• What the exercise asks
Among the entries that follow, find every line with the word "Users" and copy it.

----------------

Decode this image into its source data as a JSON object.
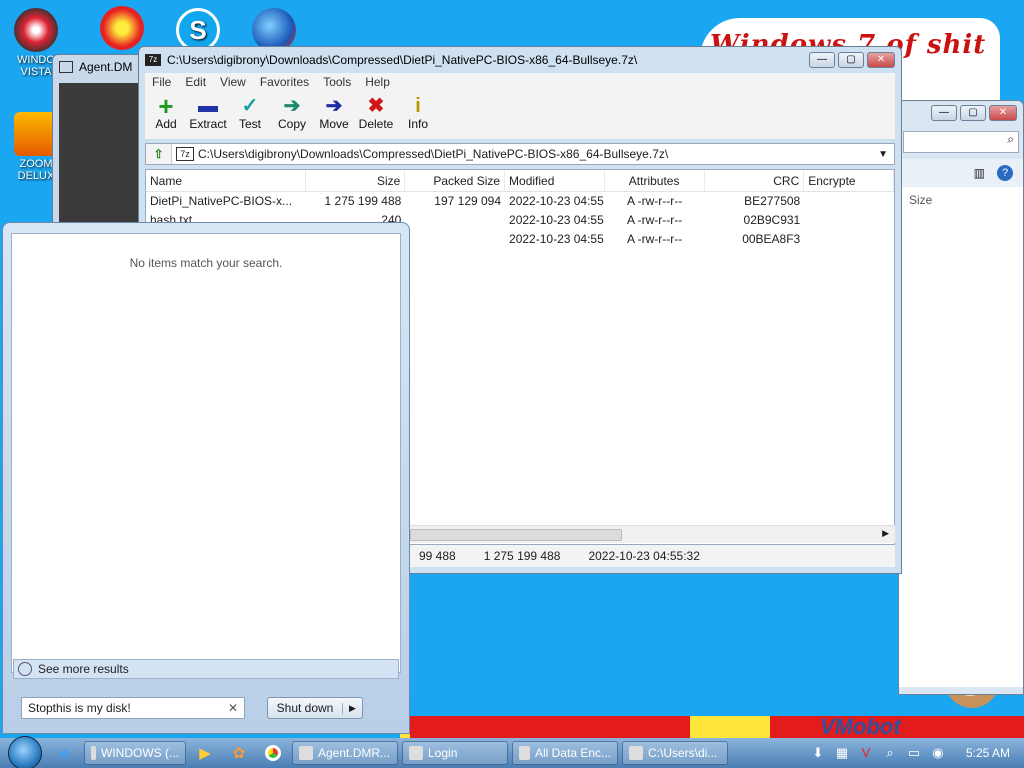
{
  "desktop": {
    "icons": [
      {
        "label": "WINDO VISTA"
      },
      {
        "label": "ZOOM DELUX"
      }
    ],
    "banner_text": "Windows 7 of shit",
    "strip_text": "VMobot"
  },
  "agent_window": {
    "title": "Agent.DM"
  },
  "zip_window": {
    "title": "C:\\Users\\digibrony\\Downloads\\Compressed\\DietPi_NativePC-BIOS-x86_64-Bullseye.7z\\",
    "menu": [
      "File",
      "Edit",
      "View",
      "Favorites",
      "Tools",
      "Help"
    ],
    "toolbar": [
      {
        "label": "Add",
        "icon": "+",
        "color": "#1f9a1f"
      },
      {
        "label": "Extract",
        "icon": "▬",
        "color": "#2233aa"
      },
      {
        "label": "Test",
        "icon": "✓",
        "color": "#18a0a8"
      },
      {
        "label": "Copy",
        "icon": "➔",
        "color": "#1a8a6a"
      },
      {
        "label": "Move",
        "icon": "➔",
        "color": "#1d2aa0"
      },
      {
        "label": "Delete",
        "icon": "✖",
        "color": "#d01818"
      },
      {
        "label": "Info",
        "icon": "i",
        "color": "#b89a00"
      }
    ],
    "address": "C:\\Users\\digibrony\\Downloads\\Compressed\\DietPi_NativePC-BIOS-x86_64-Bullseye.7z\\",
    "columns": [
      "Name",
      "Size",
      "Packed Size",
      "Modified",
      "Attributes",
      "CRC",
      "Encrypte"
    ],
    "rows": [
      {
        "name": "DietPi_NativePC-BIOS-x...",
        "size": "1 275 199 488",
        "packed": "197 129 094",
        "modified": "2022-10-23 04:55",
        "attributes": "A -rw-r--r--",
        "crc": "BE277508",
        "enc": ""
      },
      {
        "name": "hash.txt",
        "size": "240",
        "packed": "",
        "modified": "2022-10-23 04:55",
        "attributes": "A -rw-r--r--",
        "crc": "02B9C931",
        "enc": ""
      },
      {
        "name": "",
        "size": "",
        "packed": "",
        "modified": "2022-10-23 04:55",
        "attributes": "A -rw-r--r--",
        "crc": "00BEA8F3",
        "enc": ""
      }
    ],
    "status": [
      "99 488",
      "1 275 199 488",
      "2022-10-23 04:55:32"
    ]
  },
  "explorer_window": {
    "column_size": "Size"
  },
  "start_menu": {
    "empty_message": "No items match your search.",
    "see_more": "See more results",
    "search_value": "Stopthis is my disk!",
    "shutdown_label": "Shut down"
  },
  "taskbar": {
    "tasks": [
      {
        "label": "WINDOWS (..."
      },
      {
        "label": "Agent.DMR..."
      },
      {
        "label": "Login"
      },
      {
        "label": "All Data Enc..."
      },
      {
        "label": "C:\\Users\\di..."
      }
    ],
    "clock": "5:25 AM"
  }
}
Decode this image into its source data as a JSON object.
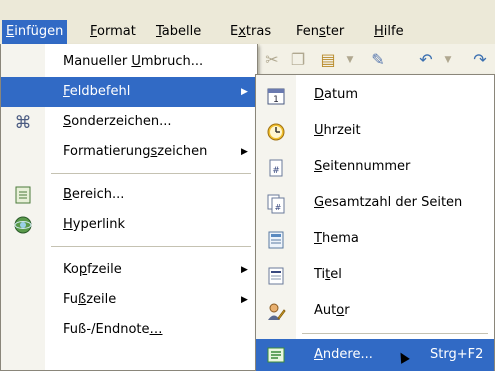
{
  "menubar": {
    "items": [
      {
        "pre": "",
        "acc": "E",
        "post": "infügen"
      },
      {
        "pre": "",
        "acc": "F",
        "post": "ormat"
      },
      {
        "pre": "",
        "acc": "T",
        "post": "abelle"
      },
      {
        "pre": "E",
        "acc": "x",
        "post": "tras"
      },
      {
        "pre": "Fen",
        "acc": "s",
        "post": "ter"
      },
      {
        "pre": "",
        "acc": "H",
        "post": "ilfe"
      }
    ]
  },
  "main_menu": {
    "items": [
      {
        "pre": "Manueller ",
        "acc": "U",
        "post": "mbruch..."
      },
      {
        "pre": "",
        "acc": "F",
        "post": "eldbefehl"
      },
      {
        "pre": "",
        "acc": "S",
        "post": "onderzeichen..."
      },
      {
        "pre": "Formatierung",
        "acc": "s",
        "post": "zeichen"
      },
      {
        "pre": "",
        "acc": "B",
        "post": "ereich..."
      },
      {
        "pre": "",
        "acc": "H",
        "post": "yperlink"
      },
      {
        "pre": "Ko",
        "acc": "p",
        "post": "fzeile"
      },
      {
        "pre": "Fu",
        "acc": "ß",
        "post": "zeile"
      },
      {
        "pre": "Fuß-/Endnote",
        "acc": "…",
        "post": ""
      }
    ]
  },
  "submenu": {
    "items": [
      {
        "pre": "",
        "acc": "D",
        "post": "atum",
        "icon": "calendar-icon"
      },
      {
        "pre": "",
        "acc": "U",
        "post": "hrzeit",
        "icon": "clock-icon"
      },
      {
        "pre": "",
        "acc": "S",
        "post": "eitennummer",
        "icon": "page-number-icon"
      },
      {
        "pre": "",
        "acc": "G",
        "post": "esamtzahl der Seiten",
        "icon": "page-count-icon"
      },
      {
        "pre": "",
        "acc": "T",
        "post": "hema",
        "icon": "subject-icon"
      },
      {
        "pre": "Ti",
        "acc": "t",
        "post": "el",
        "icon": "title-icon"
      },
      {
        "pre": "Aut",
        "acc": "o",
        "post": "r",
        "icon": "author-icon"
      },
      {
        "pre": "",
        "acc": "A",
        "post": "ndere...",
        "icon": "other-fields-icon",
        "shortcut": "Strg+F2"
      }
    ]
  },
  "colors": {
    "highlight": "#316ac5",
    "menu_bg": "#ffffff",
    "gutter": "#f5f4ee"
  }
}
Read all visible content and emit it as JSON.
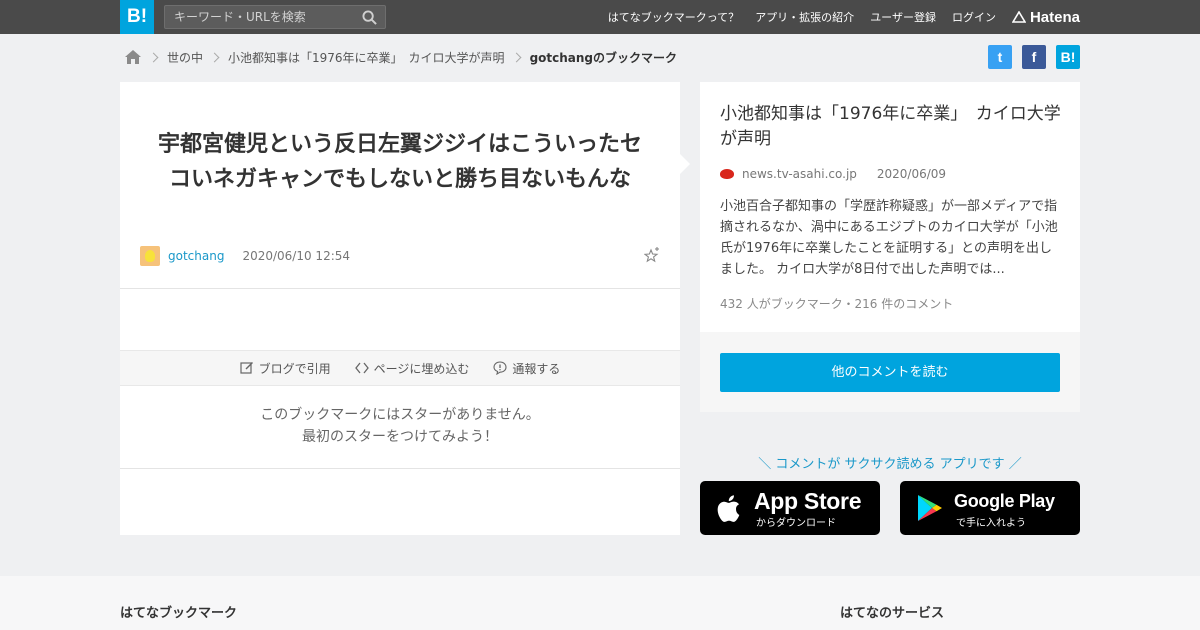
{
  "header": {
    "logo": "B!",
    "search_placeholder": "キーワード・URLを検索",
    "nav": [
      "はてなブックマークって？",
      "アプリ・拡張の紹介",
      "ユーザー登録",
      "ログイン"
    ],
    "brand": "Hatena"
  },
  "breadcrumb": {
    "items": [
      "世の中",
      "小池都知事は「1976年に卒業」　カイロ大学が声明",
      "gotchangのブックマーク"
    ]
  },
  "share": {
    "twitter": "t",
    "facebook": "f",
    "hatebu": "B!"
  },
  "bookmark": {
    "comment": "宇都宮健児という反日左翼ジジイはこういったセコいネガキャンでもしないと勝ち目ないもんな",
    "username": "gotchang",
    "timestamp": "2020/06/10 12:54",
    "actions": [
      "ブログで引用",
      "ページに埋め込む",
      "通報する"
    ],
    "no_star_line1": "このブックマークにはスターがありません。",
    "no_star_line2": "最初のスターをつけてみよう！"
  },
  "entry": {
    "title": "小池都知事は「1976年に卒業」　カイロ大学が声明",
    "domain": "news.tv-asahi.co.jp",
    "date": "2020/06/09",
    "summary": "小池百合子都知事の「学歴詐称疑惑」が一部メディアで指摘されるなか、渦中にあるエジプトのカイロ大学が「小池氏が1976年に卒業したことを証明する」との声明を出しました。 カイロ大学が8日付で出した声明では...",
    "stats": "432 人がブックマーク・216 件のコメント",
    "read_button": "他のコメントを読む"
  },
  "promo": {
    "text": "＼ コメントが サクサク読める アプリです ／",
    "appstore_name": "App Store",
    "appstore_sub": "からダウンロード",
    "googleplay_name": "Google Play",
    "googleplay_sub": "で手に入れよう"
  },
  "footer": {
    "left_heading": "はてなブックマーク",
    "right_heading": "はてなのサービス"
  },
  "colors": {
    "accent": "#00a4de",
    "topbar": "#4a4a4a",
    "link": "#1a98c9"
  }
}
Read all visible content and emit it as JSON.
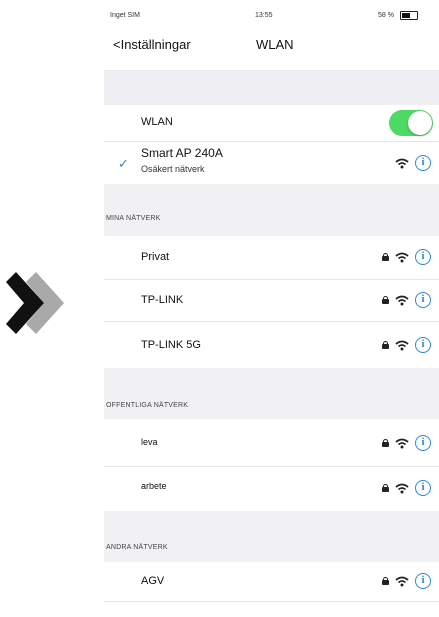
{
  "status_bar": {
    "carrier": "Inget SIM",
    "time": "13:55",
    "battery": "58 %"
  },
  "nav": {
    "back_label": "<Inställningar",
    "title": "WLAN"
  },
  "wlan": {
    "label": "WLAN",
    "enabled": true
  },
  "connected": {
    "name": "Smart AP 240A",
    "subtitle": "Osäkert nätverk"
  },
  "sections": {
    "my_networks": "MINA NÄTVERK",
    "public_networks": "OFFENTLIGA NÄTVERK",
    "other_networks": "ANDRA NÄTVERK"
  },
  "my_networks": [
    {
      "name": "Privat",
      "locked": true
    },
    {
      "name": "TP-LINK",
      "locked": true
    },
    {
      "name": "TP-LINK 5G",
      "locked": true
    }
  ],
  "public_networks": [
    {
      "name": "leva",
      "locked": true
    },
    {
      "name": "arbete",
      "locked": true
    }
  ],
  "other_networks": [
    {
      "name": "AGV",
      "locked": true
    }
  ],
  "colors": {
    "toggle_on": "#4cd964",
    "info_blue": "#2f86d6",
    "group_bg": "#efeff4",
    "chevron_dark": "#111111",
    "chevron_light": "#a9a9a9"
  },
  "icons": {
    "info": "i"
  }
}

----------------

• Answer for this exercise
    "title": "C:\\Users\\digibrony\\Downloads\\Compressed\\DietPi_NativePC-BIOS-x86_64-Bullseye.7z\\",
    "address": "C:\\Users\\digibrony\\Downloads\\Compressed\\DietPi_NativePC-BIOS-x86_64-Bullseye.7z\\",
        "label": "C:\\Users\\di..."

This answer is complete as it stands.